This depends a lot on the type of exercising you’re doing. If you’re doing aerobic exercise, you can absolutely count on a drop in bg unless you adjust your basal rate (on a pump) or take in carbs while exercising (“feeding your basal”). Alternatively, you may be able to time your long-acting insulin shots so that you’re exercising when your long-acting insulin is at it’s lowest point. What insulin are you using?
Your basal insulin needs should generally go down while you’re doing aerobic exercise, and that can result in lows. If you make your exercise more anaerobic or you work your muscles more, you may not experience the same problems. If I’m really working my muscles, but I’m not doing any kind of aerobic exercise, then I’m actually likely to go high.
I’ve also found that exercising in the heat sends my bg levels up, but exercising in the cold does the opposite. Or for swimming, exercising in the cold keeps my bg pretty steady. Swimming in a warm pool will send me soaring though.
A lot of this is just trial and error. You’ll have to find the best way to counter lows as a result of aerobic exercise.

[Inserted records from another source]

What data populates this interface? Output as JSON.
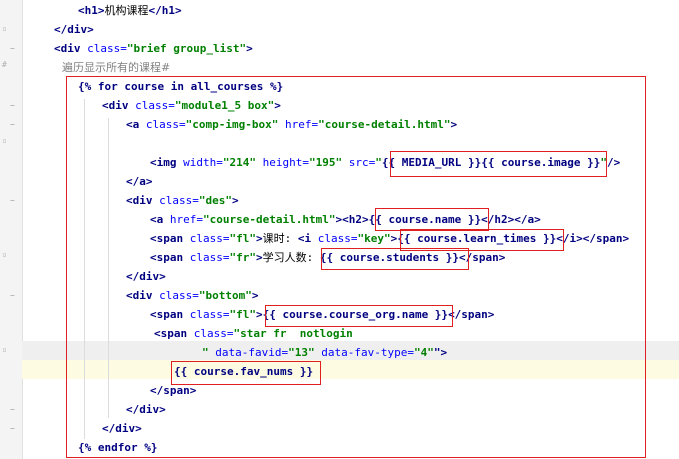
{
  "lines": [
    {
      "n": 1,
      "indent": 78,
      "tokens": [
        [
          "tag",
          "<h1>"
        ],
        [
          "txt",
          "机构课程"
        ],
        [
          "tag",
          "</h1>"
        ]
      ]
    },
    {
      "n": 2,
      "indent": 54,
      "tokens": [
        [
          "tag",
          "</div>"
        ]
      ]
    },
    {
      "n": 3,
      "indent": 54,
      "tokens": [
        [
          "tag",
          "<div "
        ],
        [
          "attr",
          "class="
        ],
        [
          "val",
          "\"brief group_list\""
        ],
        [
          "tag",
          ">"
        ]
      ]
    },
    {
      "n": 4,
      "indent": 62,
      "tokens": [
        [
          "cmt",
          "遍历显示所有的课程#"
        ]
      ]
    },
    {
      "n": 5,
      "indent": 78,
      "tokens": [
        [
          "tpl",
          "{% for course in all_courses %}"
        ]
      ]
    },
    {
      "n": 6,
      "indent": 102,
      "tokens": [
        [
          "tag",
          "<div "
        ],
        [
          "attr",
          "class="
        ],
        [
          "val",
          "\"module1_5 box\""
        ],
        [
          "tag",
          ">"
        ]
      ]
    },
    {
      "n": 7,
      "indent": 126,
      "tokens": [
        [
          "tag",
          "<a "
        ],
        [
          "attr",
          "class="
        ],
        [
          "val",
          "\"comp-img-box\" "
        ],
        [
          "attr",
          "href="
        ],
        [
          "val",
          "\"course-detail.html\""
        ],
        [
          "tag",
          ">"
        ]
      ]
    },
    {
      "n": 8,
      "indent": 126,
      "tokens": []
    },
    {
      "n": 9,
      "indent": 150,
      "tokens": [
        [
          "tag",
          "<img "
        ],
        [
          "attr",
          "width="
        ],
        [
          "val",
          "\"214\" "
        ],
        [
          "attr",
          "height="
        ],
        [
          "val",
          "\"195\" "
        ],
        [
          "attr",
          "src="
        ],
        [
          "val",
          "\""
        ],
        [
          "tpl",
          "{{ MEDIA_URL }}{{ course.image }}"
        ],
        [
          "val",
          "\""
        ],
        [
          "tag",
          "/>"
        ]
      ]
    },
    {
      "n": 10,
      "indent": 126,
      "tokens": [
        [
          "tag",
          "</a>"
        ]
      ]
    },
    {
      "n": 11,
      "indent": 126,
      "tokens": [
        [
          "tag",
          "<div "
        ],
        [
          "attr",
          "class="
        ],
        [
          "val",
          "\"des\""
        ],
        [
          "tag",
          ">"
        ]
      ]
    },
    {
      "n": 12,
      "indent": 150,
      "tokens": [
        [
          "tag",
          "<a "
        ],
        [
          "attr",
          "href="
        ],
        [
          "val",
          "\"course-detail.html\""
        ],
        [
          "tag",
          ">"
        ],
        [
          "tag",
          "<h2>"
        ],
        [
          "tpl",
          "{{ course.name }}"
        ],
        [
          "tag",
          "</h2>"
        ],
        [
          "tag",
          "</a>"
        ]
      ]
    },
    {
      "n": 13,
      "indent": 150,
      "tokens": [
        [
          "tag",
          "<span "
        ],
        [
          "attr",
          "class="
        ],
        [
          "val",
          "\"fl\""
        ],
        [
          "tag",
          ">"
        ],
        [
          "txt",
          "课时: "
        ],
        [
          "tag",
          "<i "
        ],
        [
          "attr",
          "class="
        ],
        [
          "val",
          "\"key\""
        ],
        [
          "tag",
          ">"
        ],
        [
          "tpl",
          "{{ course.learn_times }}"
        ],
        [
          "tag",
          "</i>"
        ],
        [
          "tag",
          "</span>"
        ]
      ]
    },
    {
      "n": 14,
      "indent": 150,
      "tokens": [
        [
          "tag",
          "<span "
        ],
        [
          "attr",
          "class="
        ],
        [
          "val",
          "\"fr\""
        ],
        [
          "tag",
          ">"
        ],
        [
          "txt",
          "学习人数: "
        ],
        [
          "tpl",
          "{{ course.students }}"
        ],
        [
          "tag",
          "</span>"
        ]
      ]
    },
    {
      "n": 15,
      "indent": 126,
      "tokens": [
        [
          "tag",
          "</div>"
        ]
      ]
    },
    {
      "n": 16,
      "indent": 126,
      "tokens": [
        [
          "tag",
          "<div "
        ],
        [
          "attr",
          "class="
        ],
        [
          "val",
          "\"bottom\""
        ],
        [
          "tag",
          ">"
        ]
      ]
    },
    {
      "n": 17,
      "indent": 150,
      "tokens": [
        [
          "tag",
          "<span "
        ],
        [
          "attr",
          "class="
        ],
        [
          "val",
          "\"fl\""
        ],
        [
          "tag",
          ">"
        ],
        [
          "tpl",
          "{{ course.course_org.name }}"
        ],
        [
          "tag",
          "</span>"
        ]
      ]
    },
    {
      "n": 18,
      "indent": 154,
      "tokens": [
        [
          "tag",
          "<span "
        ],
        [
          "attr",
          "class="
        ],
        [
          "val",
          "\"star fr  notlogin"
        ]
      ]
    },
    {
      "n": 19,
      "indent": 202,
      "tokens": [
        [
          "val",
          "\" "
        ],
        [
          "attr",
          "data-favid="
        ],
        [
          "val",
          "\"13\" "
        ],
        [
          "attr",
          "data-fav-type="
        ],
        [
          "val",
          "\"4\""
        ],
        [
          "tag",
          "\">"
        ]
      ]
    },
    {
      "n": 20,
      "indent": 174,
      "tokens": [
        [
          "tpl",
          "{{ course.fav_nums }}"
        ]
      ]
    },
    {
      "n": 21,
      "indent": 150,
      "tokens": [
        [
          "tag",
          "</span>"
        ]
      ]
    },
    {
      "n": 22,
      "indent": 126,
      "tokens": [
        [
          "tag",
          "</div>"
        ]
      ]
    },
    {
      "n": 23,
      "indent": 102,
      "tokens": [
        [
          "tag",
          "</div>"
        ]
      ]
    },
    {
      "n": 24,
      "indent": 78,
      "tokens": [
        [
          "tpl",
          "{% endfor %}"
        ]
      ]
    }
  ]
}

Recognizing that, most likely, they will happen can help you be ready for them.
Exercise is really good for all other aspects of diabetes though, so please don’t let anyone’s posts discourage you from doing it! It significantly affects my insulin sensitivity which helps me a lot with post-meal spikes.